The Department of Defense wants the U.S. military to innovate, and it is pushing a number of initiatives in pursuit of that goal. One, which made headlines recently due to an overhaul of its leadership, is the Defense Innovation Unit Experimental (DIUx)—a Silicon Valley-based Pentagon office that seeks to further relationships between the military and the tech sector. The idea behind DIUx is that the U.S. military needs greater access to novel sources of new technology to maintain its qualitative military superiority in a world where advanced technologies quickly proliferate.

A recent op-ed in Defense One by a retired naval officer and former national security official demonstrates why this technological focus is misguided. Unfortunately, the author also falls victim himself to an important misconception about military innovation.

The piece in question, by Jeff Eggers of the New America Foundation, makes a number of important critiques about the current Pentagon approach to innovation. He writes:

Defense Secretary Ash Carter’s recent trips to Silicon Valley, Austin, and Cambridge reflect the Pentagon’s deliberate outreach to the technology sector and a clear priority on innovation. But technology is not the solution to the problem of innovation. Rather, innovation is a solution to the problem of technology. Its crux is agility in adjusting strategy and operations, which rests first in how an institution thinks, which is in turn a function of people and their development.
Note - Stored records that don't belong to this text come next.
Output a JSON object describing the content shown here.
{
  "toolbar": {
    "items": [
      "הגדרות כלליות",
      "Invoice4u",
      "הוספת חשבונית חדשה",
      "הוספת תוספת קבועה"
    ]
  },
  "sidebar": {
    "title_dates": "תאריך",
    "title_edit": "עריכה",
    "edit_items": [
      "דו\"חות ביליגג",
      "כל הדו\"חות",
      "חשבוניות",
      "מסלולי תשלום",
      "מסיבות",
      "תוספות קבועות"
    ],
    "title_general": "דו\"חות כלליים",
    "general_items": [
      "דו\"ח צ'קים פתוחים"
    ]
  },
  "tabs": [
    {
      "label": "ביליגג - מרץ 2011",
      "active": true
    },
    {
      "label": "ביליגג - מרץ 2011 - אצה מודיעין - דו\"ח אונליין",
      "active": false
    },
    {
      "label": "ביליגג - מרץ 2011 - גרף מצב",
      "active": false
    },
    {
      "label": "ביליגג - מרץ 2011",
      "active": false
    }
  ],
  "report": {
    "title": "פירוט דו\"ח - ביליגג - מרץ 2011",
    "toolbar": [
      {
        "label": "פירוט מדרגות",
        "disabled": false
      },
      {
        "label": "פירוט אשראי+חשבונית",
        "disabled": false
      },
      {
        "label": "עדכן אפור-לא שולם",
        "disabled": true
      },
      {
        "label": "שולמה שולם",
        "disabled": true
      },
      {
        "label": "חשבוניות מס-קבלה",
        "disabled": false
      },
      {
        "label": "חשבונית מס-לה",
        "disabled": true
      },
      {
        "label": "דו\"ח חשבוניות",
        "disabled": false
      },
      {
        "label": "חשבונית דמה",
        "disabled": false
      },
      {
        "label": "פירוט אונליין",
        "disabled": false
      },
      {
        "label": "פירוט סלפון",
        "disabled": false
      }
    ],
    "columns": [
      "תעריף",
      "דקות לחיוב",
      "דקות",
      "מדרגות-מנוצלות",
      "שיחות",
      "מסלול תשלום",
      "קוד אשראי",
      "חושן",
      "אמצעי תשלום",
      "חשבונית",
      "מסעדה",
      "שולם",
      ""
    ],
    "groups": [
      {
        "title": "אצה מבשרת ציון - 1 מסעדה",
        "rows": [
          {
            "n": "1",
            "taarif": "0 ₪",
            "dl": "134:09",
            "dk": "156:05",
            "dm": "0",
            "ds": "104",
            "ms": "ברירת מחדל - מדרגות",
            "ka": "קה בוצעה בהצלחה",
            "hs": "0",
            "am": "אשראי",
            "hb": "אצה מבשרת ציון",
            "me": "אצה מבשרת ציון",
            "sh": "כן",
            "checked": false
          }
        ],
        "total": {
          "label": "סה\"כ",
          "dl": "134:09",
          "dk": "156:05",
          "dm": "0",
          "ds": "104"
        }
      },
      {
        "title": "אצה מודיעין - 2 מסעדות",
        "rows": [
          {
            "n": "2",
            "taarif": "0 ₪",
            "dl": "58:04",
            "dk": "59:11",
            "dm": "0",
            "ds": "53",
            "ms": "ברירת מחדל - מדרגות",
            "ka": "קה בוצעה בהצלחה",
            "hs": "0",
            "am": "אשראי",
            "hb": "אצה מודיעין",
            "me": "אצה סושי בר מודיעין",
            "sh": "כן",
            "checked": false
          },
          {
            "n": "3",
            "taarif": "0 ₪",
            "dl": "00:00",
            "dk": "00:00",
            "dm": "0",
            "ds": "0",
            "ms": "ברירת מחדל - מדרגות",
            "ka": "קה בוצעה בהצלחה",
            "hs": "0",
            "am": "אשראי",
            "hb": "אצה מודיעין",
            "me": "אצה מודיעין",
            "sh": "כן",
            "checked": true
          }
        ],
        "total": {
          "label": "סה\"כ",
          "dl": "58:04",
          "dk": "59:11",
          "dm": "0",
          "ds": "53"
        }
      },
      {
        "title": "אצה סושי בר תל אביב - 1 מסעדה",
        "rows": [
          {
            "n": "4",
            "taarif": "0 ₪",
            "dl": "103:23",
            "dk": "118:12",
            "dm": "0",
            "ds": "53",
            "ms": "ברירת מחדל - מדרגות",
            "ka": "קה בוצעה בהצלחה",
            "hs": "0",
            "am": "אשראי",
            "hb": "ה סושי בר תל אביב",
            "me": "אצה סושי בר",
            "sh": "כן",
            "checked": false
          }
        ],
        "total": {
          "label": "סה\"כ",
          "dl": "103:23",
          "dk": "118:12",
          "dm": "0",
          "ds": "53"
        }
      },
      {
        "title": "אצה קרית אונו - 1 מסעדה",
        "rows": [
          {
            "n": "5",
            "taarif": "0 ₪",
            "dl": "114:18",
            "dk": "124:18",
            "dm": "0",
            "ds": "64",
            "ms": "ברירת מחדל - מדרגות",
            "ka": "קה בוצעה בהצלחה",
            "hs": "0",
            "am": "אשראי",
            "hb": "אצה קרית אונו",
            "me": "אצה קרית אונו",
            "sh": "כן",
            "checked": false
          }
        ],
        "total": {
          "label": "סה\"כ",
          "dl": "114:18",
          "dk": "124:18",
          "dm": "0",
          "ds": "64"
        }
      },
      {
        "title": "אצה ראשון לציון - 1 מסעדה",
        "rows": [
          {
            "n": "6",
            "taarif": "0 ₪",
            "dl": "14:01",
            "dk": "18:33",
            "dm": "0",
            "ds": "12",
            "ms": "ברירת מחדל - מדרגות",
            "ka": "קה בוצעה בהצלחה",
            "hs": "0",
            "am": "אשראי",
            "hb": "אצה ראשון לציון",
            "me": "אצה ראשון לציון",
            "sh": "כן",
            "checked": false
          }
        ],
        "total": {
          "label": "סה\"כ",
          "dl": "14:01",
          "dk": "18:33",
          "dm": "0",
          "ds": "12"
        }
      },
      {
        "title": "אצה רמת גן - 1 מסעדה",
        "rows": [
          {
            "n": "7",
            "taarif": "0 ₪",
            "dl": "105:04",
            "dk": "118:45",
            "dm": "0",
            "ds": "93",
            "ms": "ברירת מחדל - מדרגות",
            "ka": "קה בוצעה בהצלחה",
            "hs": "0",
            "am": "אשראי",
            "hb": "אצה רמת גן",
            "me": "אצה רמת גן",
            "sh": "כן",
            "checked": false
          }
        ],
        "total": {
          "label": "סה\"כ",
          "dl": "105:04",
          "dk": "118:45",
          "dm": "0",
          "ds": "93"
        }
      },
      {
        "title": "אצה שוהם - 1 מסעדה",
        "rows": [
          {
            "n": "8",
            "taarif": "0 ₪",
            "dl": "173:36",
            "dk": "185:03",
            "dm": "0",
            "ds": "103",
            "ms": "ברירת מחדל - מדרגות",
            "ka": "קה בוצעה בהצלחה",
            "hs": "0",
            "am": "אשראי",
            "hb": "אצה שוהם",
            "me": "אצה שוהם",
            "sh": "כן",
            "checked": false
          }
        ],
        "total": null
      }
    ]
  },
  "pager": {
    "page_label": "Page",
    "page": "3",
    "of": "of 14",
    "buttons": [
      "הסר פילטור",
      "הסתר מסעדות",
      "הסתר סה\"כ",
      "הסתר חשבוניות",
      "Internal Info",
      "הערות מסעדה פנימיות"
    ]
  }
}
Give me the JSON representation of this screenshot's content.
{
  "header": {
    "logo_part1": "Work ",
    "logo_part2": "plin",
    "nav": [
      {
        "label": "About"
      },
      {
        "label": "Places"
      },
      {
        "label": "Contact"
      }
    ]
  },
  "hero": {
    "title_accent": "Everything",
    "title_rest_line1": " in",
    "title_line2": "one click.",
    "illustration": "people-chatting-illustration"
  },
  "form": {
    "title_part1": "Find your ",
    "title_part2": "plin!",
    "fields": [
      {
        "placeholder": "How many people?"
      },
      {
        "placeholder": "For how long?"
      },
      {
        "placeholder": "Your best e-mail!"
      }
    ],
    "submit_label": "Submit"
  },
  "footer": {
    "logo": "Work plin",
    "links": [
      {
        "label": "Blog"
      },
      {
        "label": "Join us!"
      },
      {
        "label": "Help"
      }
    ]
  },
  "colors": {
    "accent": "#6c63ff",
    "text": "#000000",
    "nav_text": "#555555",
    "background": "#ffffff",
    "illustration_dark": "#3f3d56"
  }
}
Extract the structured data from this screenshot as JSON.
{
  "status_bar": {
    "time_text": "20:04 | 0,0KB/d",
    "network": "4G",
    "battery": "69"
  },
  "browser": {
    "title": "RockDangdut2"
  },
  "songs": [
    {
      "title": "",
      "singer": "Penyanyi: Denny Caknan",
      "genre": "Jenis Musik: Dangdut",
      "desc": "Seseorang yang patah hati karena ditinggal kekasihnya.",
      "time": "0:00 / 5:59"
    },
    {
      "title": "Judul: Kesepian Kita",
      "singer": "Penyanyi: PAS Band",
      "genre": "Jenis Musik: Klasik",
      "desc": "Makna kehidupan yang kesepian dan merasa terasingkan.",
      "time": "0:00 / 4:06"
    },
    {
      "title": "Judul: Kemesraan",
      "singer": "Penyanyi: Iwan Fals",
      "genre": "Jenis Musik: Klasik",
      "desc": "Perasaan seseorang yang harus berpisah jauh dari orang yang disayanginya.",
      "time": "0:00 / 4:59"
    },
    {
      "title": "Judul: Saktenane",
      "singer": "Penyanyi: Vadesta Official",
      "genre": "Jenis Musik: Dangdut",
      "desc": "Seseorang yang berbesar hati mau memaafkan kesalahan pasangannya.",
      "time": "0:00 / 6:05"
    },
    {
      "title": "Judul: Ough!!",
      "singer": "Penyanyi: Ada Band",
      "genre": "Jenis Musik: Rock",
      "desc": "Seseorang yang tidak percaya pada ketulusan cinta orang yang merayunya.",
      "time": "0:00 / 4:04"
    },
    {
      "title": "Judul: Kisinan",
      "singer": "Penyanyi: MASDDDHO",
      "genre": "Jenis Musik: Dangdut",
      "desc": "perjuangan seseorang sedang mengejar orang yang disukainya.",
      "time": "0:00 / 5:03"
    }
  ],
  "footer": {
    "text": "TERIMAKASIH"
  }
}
Too often innovation is conflated with new technology, new weapons, and other shiny objects. Technology is important, but it is rarely sufficient—and, in some cases, not even necessary for innovation to occur. For example, historians have pointed to the wars of the French Revolution and the Napoleonic Wars that followed as a “military revolution.” However, the changes were more about scale, organization, and doctrine than technology. As British historian Michael Broers has noted, weapons technology at the time remained static and sometimes, due to necessity, regressed. Conversely, an overabundance of attention on technology can lead to missed opportunities for innovation—which is what some scholars argue occurred with regards to information technology following the Cold War.

While he is correct that technology is not synonymous with innovation, Eggers also fails to provide a definition for it. He suggests that tactical ingenuity the Colombian military had employed to rescue hostage held by rebels of the Revolutionary Armed Forces of Colombia (FARC) was innovation because it succeeded where U.S. Special Forces using advanced technology had failed. But while tactical ingenuity is important—often meaning the difference between life and death—is that what it means to innovate?

The meaning of innovation is notoriously difficult to pin down. Scholars who study military innovation often fail to define it, define it problematically, or define it without differentiating from other changes. But the differentiation is important. It explains why something is innovative rather than simply the introduction of a new weapon or ingenuity demonstrated in the field.

The failure to differentiate between the new weapons or tactical ingenuity, on the one hand, and innovation, on the other, can lead to problematic policy advice. Eggers suggests that in seeking greater innovation, the U.S. military needs to focus on promoting smarter officers. Pointing to reports of a “brain drain” in the U.S. military and a “systematic bias” against promoting officers with a higher cognitive ability, he suggests embracing Secretary of Defense Ashton Carter’s Force of the Future proposals as a way to loosen up promotion requirements and allow for those more willing to “rock the boat” to rise to the top.

Reforming military promotion practices is a fine suggestion on its own, but it is unlikely to provide greater innovation. In their edited volume on military innovation in the interwar period, historians Williamson Murray and Allen R. Millett found little evidence that “visionaries” were the key to innovation. Instead, skill in bureaucratic politics is key. Innovation is about change to an organization, often involving technology, but more importantly dealing with structural changes to organizational hierarchies and the introduction of new doctrines. Having smarter officers is something worth pursuing on its own. However, unless they have an understanding of bureaucratic politics and organizational change, their vision will provide little innovation.